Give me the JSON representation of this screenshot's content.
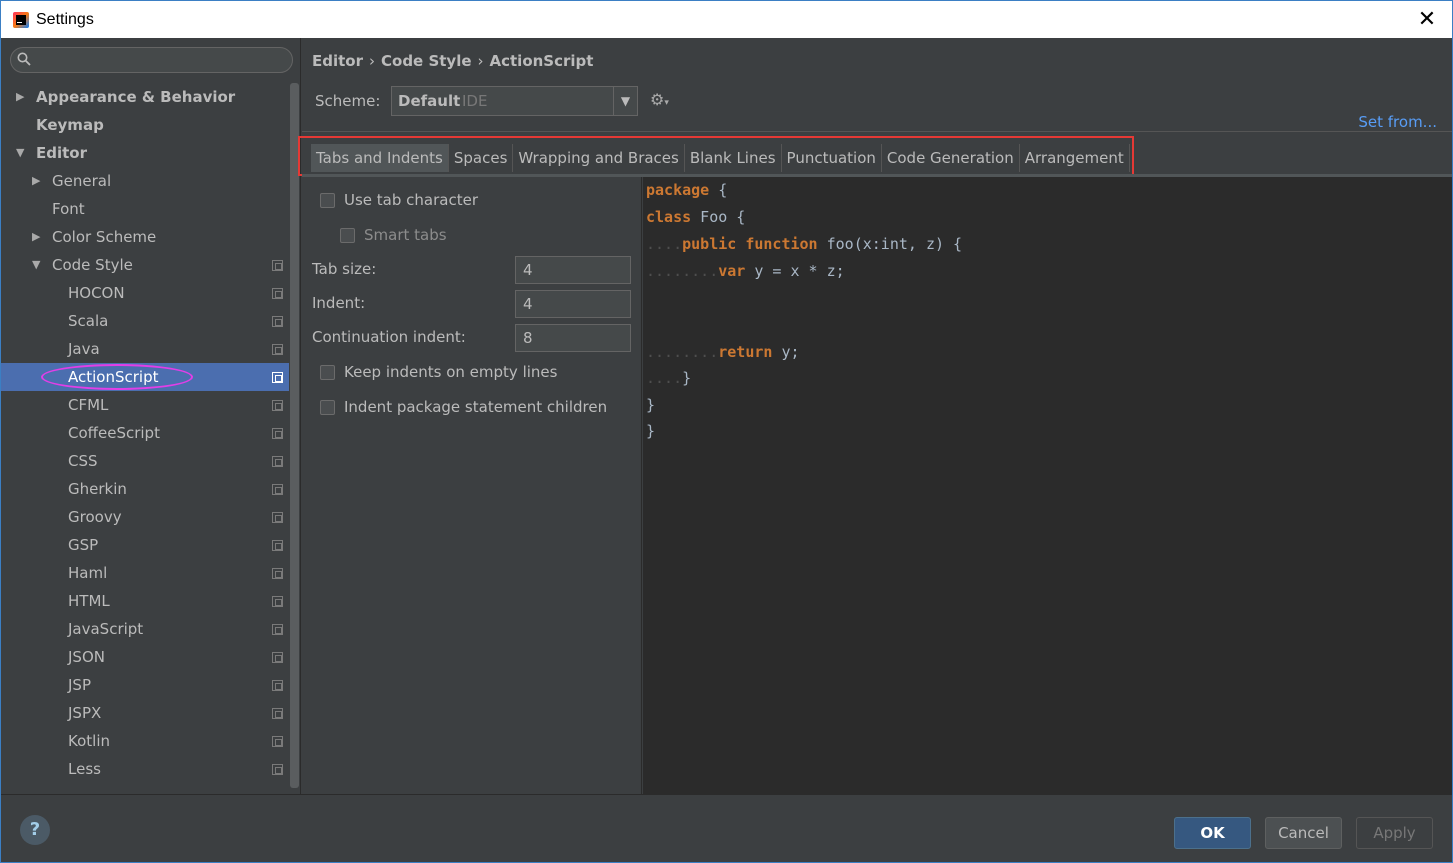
{
  "window": {
    "title": "Settings",
    "close_icon": "close-icon"
  },
  "search": {
    "placeholder": "",
    "icon": "search-icon"
  },
  "tree": {
    "appearance": "Appearance & Behavior",
    "keymap": "Keymap",
    "editor": "Editor",
    "general": "General",
    "font": "Font",
    "color_scheme": "Color Scheme",
    "code_style": "Code Style",
    "languages": [
      "HOCON",
      "Scala",
      "Java",
      "ActionScript",
      "CFML",
      "CoffeeScript",
      "CSS",
      "Gherkin",
      "Groovy",
      "GSP",
      "Haml",
      "HTML",
      "JavaScript",
      "JSON",
      "JSP",
      "JSPX",
      "Kotlin",
      "Less"
    ],
    "selected": "ActionScript"
  },
  "breadcrumb": {
    "part1": "Editor",
    "part2": "Code Style",
    "part3": "ActionScript",
    "separator": "›"
  },
  "scheme": {
    "label": "Scheme:",
    "value": "Default",
    "sub": "IDE",
    "dropdown_icon": "chevron-down-icon"
  },
  "set_from": "Set from...",
  "tabs": [
    "Tabs and Indents",
    "Spaces",
    "Wrapping and Braces",
    "Blank Lines",
    "Punctuation",
    "Code Generation",
    "Arrangement"
  ],
  "options": {
    "use_tab_character": "Use tab character",
    "smart_tabs": "Smart tabs",
    "tab_size_label": "Tab size:",
    "tab_size": "4",
    "indent_label": "Indent:",
    "indent": "4",
    "continuation_label": "Continuation indent:",
    "continuation": "8",
    "keep_indents": "Keep indents on empty lines",
    "indent_package": "Indent package statement children"
  },
  "code": {
    "l1_kw": "package",
    "l1_rest": " {",
    "l2_kw": "class",
    "l2_rest": " Foo {",
    "l3_dots": "....",
    "l3_kw1": "public",
    "l3_sp": " ",
    "l3_kw2": "function",
    "l3_rest": " foo(x:int, z) {",
    "l4_dots": "........",
    "l4_kw": "var",
    "l4_rest": " y = x * z;",
    "l5_dots": "........",
    "l5_kw": "return",
    "l5_rest": " y;",
    "l6_dots": "....",
    "l6_rest": "}",
    "l7_rest": "}",
    "l8_rest": "}"
  },
  "buttons": {
    "ok": "OK",
    "cancel": "Cancel",
    "apply": "Apply",
    "help": "?"
  }
}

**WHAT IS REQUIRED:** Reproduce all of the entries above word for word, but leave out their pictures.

**PROBLEM SOLUTION:**
Give me the JSON representation of this screenshot's content.
{
  "window": {
    "title": "Settings",
    "close_icon": "close-icon"
  },
  "search": {
    "placeholder": "",
    "icon": "search-icon"
  },
  "tree": {
    "appearance": "Appearance & Behavior",
    "keymap": "Keymap",
    "editor": "Editor",
    "general": "General",
    "font": "Font",
    "color_scheme": "Color Scheme",
    "code_style": "Code Style",
    "languages": [
      "HOCON",
      "Scala",
      "Java",
      "ActionScript",
      "CFML",
      "CoffeeScript",
      "CSS",
      "Gherkin",
      "Groovy",
      "GSP",
      "Haml",
      "HTML",
      "JavaScript",
      "JSON",
      "JSP",
      "JSPX",
      "Kotlin",
      "Less"
    ],
    "selected": "ActionScript"
  },
  "breadcrumb": {
    "part1": "Editor",
    "part2": "Code Style",
    "part3": "ActionScript",
    "separator": "›"
  },
  "scheme": {
    "label": "Scheme:",
    "value": "Default",
    "sub": "IDE",
    "dropdown_icon": "chevron-down-icon"
  },
  "set_from": "Set from...",
  "tabs": [
    "Tabs and Indents",
    "Spaces",
    "Wrapping and Braces",
    "Blank Lines",
    "Punctuation",
    "Code Generation",
    "Arrangement"
  ],
  "options": {
    "use_tab_character": "Use tab character",
    "smart_tabs": "Smart tabs",
    "tab_size_label": "Tab size:",
    "tab_size": "4",
    "indent_label": "Indent:",
    "indent": "4",
    "continuation_label": "Continuation indent:",
    "continuation": "8",
    "keep_indents": "Keep indents on empty lines",
    "indent_package": "Indent package statement children"
  },
  "code": {
    "l1_kw": "package",
    "l1_rest": " {",
    "l2_kw": "class",
    "l2_rest": " Foo {",
    "l3_dots": "....",
    "l3_kw1": "public",
    "l3_sp": " ",
    "l3_kw2": "function",
    "l3_rest": " foo(x:int, z) {",
    "l4_dots": "........",
    "l4_kw": "var",
    "l4_rest": " y = x * z;",
    "l5_dots": "........",
    "l5_kw": "return",
    "l5_rest": " y;",
    "l6_dots": "....",
    "l6_rest": "}",
    "l7_rest": "}",
    "l8_rest": "}"
  },
  "buttons": {
    "ok": "OK",
    "cancel": "Cancel",
    "apply": "Apply",
    "help": "?"
  }
}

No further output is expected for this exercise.